After the trial, the defendant appealed the jury’s verdict and the judge’s denial of their summary judgement motion. After the appeal, Attorney Adam B. Lederman had an oral argument at the appellate division level, in the N.J. Superior Court’s Appellate Division. There, he persevered and won the appeal, allowing our client to keep the $750,000 in damages.
Settlements are often limited by the total available insurance coverage. Insurance company adjusters and their lawyers often defend cases by claiming that a client was negligent and could have avoided being injured by arguing comparative negligence on the part of an injured client; or that their pain and suffering was caused by pre-existing medical conditions or prior injuries. Despite those defenses, the Davis, Saperstein & Salomon, PC lawyers won their client’s injury claim. Each client’s case is unique. Results may differ because of different facts, circumstances and available insurance coverage.
Call us now for a free and confidential case evaluation. We are also available 24/7 online at our website, www.dsslaw.com.
Bulging Disc: An extension of disc tissue past the edge of the vertebrae.
Disc Herniation: A greater amount of tissue extension compared to a bulging disc.
Cervical Spine: The first seven vertebrae in the spine.
Lumbar Spine: The lower back, containing five vertebrae.
Meniscal Tear: A tear in the cartilage of the knee; commonly occurs if an individual suddenly and forcefully twists their knee.
Partial ACL Tear: An incomplete tear of one of the pair of ligaments in the knee.
Supraspinatus Tear: A tear of the tendon of the supraspinatus muscle, located in the rotator cuff of the shoulder.
Infraspinatus Tear: A tear of the tendon of the infraspinatus muscle, also located in the rotator cuff of the shoulder.
Bilateral Carpal Tunnel Syndrome: Inflamed tendons compress both hands’ median nerves, causing nerve compression injury; commonly leads to numbness, tingling, weakness, and pain in the hands.
Ulnar Sensory Neuropathy: A disorder affecting the fifth digit and medial half of the fourth digit, causing tingling, pain, and weakness.
Interbody Arthrodesis: A type of spinal fusion that removes the affected vertebral disc.
Complete Discectomy: The surgical procedure that completely removes the herniated disc.
Allograft: Using another individual’s tissue for a surgical reconstruction procedure.

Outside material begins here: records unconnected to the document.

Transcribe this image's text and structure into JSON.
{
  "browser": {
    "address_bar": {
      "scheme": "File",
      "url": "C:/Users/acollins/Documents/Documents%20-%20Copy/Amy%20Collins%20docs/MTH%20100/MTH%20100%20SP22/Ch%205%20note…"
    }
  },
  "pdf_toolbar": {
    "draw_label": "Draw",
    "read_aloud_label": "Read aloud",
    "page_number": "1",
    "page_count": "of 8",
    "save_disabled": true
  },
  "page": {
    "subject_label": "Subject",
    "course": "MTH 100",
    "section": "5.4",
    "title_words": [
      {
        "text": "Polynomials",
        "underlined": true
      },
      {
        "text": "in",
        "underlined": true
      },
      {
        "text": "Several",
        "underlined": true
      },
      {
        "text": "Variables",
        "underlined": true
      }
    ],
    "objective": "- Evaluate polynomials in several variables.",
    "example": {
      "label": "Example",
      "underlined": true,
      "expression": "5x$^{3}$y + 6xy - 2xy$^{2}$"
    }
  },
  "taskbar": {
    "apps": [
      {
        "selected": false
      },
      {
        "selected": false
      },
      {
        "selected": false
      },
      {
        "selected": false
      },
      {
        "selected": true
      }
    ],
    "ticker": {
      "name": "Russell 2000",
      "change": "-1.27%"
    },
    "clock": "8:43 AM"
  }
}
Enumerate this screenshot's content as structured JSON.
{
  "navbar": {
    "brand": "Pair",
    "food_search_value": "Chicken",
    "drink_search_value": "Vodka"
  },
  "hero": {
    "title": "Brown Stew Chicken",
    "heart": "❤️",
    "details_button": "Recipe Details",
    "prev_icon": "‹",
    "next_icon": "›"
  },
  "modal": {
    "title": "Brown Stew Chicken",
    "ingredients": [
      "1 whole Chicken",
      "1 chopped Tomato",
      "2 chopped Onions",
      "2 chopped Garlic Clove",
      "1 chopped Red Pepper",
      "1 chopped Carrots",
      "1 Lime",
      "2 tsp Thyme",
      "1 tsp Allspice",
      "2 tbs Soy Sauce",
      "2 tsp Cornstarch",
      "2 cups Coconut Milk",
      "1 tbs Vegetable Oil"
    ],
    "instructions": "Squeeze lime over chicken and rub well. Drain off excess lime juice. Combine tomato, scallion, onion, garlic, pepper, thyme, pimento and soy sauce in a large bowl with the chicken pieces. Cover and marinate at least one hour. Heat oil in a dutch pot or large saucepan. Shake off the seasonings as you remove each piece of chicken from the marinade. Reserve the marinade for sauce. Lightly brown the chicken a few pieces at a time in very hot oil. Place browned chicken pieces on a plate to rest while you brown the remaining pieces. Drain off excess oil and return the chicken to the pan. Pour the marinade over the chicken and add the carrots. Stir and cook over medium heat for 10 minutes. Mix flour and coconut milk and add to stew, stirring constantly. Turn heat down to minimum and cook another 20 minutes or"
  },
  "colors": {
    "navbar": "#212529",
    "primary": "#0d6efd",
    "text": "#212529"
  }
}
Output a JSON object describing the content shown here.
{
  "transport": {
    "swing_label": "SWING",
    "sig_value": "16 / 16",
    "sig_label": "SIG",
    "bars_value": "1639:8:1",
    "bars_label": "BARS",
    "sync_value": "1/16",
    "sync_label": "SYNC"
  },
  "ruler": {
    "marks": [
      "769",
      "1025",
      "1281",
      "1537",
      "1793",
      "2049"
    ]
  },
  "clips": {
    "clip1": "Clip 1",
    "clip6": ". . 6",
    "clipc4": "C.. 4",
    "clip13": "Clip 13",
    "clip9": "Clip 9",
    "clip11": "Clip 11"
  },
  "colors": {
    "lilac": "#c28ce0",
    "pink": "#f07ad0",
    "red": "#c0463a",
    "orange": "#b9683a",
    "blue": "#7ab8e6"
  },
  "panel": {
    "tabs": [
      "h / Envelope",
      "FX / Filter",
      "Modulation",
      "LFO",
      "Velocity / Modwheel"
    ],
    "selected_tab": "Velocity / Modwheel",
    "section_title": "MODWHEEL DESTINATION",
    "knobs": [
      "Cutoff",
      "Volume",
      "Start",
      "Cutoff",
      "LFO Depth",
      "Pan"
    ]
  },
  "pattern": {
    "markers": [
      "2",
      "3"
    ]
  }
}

Autograft: Using one’s own tissue for a surgical reconstruction procedure.
Partial Meniscectomy: A surgical procedure that removes the damaged part of the meniscus.
Debridement: A procedure to remove dead tissue from an injury or wound.